But what renders the thoracic limb a perfect organ, that which explains the variety and extent of its movements, and which gives them all their value, is the hand; that admirable instrument which in its perfection belongs only to the human race.

The hand is elegant and beautiful in form. Its isolation, its contour—denned without stiffness—the delicacy of its mould, the mobility of its different parts, and the variety in their tints, make of it a being by itself in the human body, and give it an expression and a physiognomy. Completely developed even in infancy, it presents a most attractive model and an inexhaustible subject of study to the artist Its structure has led many philosophers to think that it is to it alone that man owes his superiority to the animals, and to attribute to it the greatest influence over the intellectual faculties. But the study of man shows that we must reverse this proposition. The hand is only the instrument of the intellect, the perfection of the one is necessarily dependent upon that of the other, and the hand of man, like every other part of his being, has no equal in the animal kingdom.

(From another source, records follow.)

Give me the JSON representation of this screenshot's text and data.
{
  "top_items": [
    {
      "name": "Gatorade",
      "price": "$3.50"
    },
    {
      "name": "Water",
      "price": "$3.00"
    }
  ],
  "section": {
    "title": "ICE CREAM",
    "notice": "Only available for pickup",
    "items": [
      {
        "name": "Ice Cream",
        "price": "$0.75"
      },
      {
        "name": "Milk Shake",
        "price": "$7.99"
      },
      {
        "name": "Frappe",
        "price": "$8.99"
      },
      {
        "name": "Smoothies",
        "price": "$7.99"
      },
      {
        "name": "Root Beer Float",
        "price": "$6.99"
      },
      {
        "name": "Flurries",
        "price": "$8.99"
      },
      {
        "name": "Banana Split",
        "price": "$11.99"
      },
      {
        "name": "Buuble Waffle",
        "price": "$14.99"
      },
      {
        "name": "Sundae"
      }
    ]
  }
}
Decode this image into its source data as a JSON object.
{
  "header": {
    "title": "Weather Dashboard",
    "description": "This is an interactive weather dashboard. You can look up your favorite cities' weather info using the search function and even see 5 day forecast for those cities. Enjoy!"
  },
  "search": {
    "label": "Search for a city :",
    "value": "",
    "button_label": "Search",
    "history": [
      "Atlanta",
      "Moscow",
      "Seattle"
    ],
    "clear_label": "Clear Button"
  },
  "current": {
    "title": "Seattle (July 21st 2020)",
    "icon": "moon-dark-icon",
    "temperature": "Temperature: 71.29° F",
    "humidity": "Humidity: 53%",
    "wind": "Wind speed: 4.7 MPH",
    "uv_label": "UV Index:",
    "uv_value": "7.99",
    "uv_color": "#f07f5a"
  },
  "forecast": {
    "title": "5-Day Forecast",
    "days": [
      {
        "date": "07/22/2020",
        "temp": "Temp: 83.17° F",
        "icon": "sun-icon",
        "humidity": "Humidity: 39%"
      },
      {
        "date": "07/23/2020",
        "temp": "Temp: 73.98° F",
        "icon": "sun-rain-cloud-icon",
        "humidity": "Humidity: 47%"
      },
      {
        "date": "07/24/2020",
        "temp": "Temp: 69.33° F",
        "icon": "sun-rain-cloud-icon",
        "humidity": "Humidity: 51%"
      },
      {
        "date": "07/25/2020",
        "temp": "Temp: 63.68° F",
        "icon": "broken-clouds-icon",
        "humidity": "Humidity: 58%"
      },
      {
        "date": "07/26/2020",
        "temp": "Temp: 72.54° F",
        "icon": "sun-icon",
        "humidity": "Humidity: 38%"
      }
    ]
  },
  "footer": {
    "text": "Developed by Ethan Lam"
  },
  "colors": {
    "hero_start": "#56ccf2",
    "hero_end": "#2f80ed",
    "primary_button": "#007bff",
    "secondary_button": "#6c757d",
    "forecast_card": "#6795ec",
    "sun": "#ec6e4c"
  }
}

As for seeing in the greater or less perfection of the hand a sign of the degree of intelligence, and carrying it so far as to distinguish between the hand of a man of talent and genius, and that of a fool or a man of moderate ability—this is a theory which, speciously presented, might perhaps be entertained as a subject having curious aspects, but on no other ground. In short, if the hand of the idiot is alike badly developed with the brain—if we believe that an arrested development of the lingers, or the presence of supernumerary ones, are signs of degeneration in the race—are we to conclude that perfection of the thoracic limbs is the rule, as has been said, in men of eminence? We need not go so far back as Esop for an example of a great mind in a deformed body. Conde, Luxembourg, Pope, and other illustrious and celebrated men, were victims of rickets. They had long and knotty hands, one of the most constant signs of this malady. If men of inferior intelligence often have thick and inflexible hands, it is because they are often bora under conditions which impose rough work upon them. They receive as a heritage, with the toil of their fathers, this clumsiness of form, which is the consequence of this toil. The hand of the man who is not forced by his position to manual labour is always finer and more delicate than that of the workman, and he transmits to his children this detail of conformation as well as the general resemblance. The delicacy of the limbs, the principal element of their elegance, is therefore a sign of race rather than of intelligence, and belongs especially to the oriental; The hand of a European cannot enter the guard of an Indian sword or poniard. Shall we conclude from that that the Anglo-Saxon or the Norman has less intelligence than the Arab or the Hindoo? De Blainville relates that Recamier attached a certain importance to the form of the hand, and was accustomed to examine those of his pupils with this idea. "Mine," he adds, "were, like the others, submitted to the inspection of the master, and the result was not unfavourable to me." Recamier being present, confirmed the statement of the former pupil of the Hotel-Dieu, now become an eminent naturalist But the hand of De Blainville was neither fine nor elegant; it was a well-made, vigorous, and muscular hand, like the body to which it belonged; equally skilful, in fact, in holding a sword, a pencil, or a scalpel.